Was this piece intended to slot inside the existing atmosphere of the installation, or place the installation within a new atmospheric context? 

The complication that I was after makes me say yes to both of those questions, but one difference in my thinking is that the music is not inside or in addition to the installation. I think of the installation as a frame in which the music sits inside both visually in performance and sonically as well, but the frame has different meaning and an integrity of its own when it has something in it then without it.  The installation is in a sense the vertical architecture of the piece, because of its vertical pull, and the music controls its left to right motion.  It tugs at the music to a stand still.  I’m interested in slicing the architecture of the space with the string. Dividing the room into lines visually as the music and installation divides the space sonically.

What qualities do the additional musicians featured on the record possess that made them appropriate collaborators for the composition version of Cold Pin?

With this particular group I can really use a short hand style of direction, which is really appealing.  I don’t need to explain or write too much down, because they know what I’m after so I can simply do notation at home for my own thinking, and then dictate through language what I’m after.  The level of musicianship is so high with all of them that if I did need to write it down they could all read and do all of that perfectly. They understand the language, which allows it to flow freely.   If I’m working with classical oriented musicians I really have to write things down and explain everything in a certain way – adjust my writing to get the effect I’m after, because we haven’t discussed enough what the design or the idea really is.  It’s all about translating ideas specific for the group your working with so that everyone gets it and can let the material speak for itself.

Do you consider there to be an optimum environment or setup for listening to the Cold Pin composition?

Well, the best environment is in the space with the installation hearing the ensemble composition and then spending sometime in the environment with the installation running on its own. The record is a documentation of two performances with the piece and has a different life on its own, and I’m happy with that.  We are in an interesting time for dealing with the environment around musical objects.  People consume most of their music through the computer, the same means that they consume all other data, and information in their life good and bad. By having a non-static form around a project it breaks this pattern down, and confuses what the object is, giving it more physicality and less all at once, turning it into an idea.

What’s next for yourself and your music? 
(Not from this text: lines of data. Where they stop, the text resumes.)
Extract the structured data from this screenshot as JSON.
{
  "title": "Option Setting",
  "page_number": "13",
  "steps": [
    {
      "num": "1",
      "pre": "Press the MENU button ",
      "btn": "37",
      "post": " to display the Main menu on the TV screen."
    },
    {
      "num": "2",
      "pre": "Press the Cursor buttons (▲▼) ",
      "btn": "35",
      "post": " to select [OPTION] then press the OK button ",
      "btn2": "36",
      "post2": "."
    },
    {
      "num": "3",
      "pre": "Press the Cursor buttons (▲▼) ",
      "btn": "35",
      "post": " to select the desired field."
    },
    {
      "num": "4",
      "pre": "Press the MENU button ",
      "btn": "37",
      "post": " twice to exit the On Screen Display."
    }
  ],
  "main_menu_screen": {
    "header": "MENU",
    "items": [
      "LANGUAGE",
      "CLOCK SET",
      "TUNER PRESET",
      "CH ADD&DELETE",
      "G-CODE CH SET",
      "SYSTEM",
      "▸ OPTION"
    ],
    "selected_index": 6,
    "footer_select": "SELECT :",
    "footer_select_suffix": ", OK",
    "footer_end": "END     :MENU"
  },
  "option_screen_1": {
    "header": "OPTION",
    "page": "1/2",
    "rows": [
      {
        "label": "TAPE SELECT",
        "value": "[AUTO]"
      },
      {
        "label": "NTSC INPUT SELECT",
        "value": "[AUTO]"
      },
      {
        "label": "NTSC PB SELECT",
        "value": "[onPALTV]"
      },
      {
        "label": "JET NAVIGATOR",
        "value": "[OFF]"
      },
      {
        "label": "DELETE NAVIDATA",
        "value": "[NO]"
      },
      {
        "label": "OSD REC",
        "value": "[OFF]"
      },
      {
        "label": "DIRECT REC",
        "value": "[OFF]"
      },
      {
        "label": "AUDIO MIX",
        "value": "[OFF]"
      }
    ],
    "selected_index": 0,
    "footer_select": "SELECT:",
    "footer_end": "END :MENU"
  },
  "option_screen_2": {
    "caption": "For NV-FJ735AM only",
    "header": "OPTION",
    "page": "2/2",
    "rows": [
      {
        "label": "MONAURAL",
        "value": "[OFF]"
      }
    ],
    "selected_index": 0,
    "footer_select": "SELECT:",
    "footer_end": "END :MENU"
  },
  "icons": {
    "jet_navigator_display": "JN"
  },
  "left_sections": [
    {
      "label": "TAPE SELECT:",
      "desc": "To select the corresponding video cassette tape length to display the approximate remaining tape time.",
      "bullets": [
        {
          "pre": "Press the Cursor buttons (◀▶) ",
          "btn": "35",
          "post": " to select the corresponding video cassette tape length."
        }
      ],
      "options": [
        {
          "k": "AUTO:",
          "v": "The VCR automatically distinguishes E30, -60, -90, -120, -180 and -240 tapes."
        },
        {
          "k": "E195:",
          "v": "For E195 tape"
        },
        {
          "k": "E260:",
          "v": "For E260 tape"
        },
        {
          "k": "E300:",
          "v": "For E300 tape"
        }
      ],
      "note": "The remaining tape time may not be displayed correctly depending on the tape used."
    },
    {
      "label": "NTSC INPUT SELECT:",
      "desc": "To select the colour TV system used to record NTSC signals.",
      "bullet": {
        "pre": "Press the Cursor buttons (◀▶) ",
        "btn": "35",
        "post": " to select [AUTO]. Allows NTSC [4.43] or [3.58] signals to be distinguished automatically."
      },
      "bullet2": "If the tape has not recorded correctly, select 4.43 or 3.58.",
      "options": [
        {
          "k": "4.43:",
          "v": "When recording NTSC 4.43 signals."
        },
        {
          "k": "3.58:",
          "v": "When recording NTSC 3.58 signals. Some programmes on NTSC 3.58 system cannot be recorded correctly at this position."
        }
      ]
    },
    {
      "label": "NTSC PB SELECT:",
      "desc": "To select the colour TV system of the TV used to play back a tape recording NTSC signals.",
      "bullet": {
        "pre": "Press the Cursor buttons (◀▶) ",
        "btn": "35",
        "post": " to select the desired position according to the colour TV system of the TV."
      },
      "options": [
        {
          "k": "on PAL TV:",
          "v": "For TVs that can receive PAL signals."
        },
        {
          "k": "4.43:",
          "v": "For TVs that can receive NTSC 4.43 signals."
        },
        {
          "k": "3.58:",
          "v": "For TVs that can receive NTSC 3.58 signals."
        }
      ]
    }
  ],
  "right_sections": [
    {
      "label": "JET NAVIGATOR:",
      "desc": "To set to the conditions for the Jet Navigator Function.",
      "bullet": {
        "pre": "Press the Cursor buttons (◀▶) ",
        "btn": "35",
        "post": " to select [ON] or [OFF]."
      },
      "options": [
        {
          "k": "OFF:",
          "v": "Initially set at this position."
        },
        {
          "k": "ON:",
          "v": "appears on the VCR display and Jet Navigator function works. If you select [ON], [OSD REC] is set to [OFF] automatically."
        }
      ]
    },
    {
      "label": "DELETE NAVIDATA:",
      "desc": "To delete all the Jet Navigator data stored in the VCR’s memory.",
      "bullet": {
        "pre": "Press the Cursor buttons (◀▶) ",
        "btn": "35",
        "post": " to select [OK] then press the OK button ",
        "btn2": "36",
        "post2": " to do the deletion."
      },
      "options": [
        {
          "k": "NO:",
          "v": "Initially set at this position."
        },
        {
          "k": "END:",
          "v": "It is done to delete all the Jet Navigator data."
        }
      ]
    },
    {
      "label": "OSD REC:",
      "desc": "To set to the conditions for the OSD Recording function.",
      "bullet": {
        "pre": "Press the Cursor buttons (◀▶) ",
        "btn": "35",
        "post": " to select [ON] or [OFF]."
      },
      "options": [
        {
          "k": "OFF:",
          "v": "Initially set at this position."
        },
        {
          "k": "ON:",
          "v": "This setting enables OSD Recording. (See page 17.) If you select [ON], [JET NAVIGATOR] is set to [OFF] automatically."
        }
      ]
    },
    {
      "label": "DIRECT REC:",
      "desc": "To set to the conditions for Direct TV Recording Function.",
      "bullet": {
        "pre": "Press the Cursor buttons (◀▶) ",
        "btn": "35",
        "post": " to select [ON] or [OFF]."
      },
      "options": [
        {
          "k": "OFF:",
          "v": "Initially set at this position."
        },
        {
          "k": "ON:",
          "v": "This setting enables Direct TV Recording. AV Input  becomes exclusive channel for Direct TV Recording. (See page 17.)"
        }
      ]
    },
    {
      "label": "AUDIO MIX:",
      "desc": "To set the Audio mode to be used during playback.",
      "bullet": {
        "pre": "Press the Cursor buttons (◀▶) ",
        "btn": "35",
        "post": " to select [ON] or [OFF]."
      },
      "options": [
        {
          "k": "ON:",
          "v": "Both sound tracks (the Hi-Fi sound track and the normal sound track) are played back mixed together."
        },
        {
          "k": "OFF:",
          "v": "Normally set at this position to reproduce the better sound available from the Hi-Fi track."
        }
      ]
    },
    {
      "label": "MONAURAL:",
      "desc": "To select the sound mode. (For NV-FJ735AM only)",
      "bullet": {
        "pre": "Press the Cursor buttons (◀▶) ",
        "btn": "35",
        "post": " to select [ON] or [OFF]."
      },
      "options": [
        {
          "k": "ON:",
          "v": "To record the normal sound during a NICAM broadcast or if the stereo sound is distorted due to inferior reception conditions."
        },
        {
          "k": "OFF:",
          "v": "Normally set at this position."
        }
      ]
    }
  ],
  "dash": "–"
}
I’m working on a few new projects, a larger scale installation that will be up at the Issue Project Room (Brooklyn) in June, which is through the Turbulence Commission.  It’s going to use a network and be integrated with a remote site projecting material to multiple installation sites.  I’m researching some new mechanical devices that I’m planning to use, and I’m writing a large ensemble score that will be performed and recorded as part of the project.  There are going to be some prints and drawings involved in the project as well.  In addition to this I’m looking into venues to do a installation using extremely long strings.  I’ve researched some piano wire that goes as long as 2000 feet and would love to do a mechanical piece off a building or across an outdoor park that uses this type of scale, if I can find a spot to work on it.

What can be expected from your performance at the Pan Festival later this month?

I’m going to be playing a new piece I’ve been working on for drums, bowed crotales and a new mechanical setup.

 
Eli Keszler’s website – http://elikeszler.com/

Cafe Oto – http://www.cafeoto.co.uk/

 

Skip to content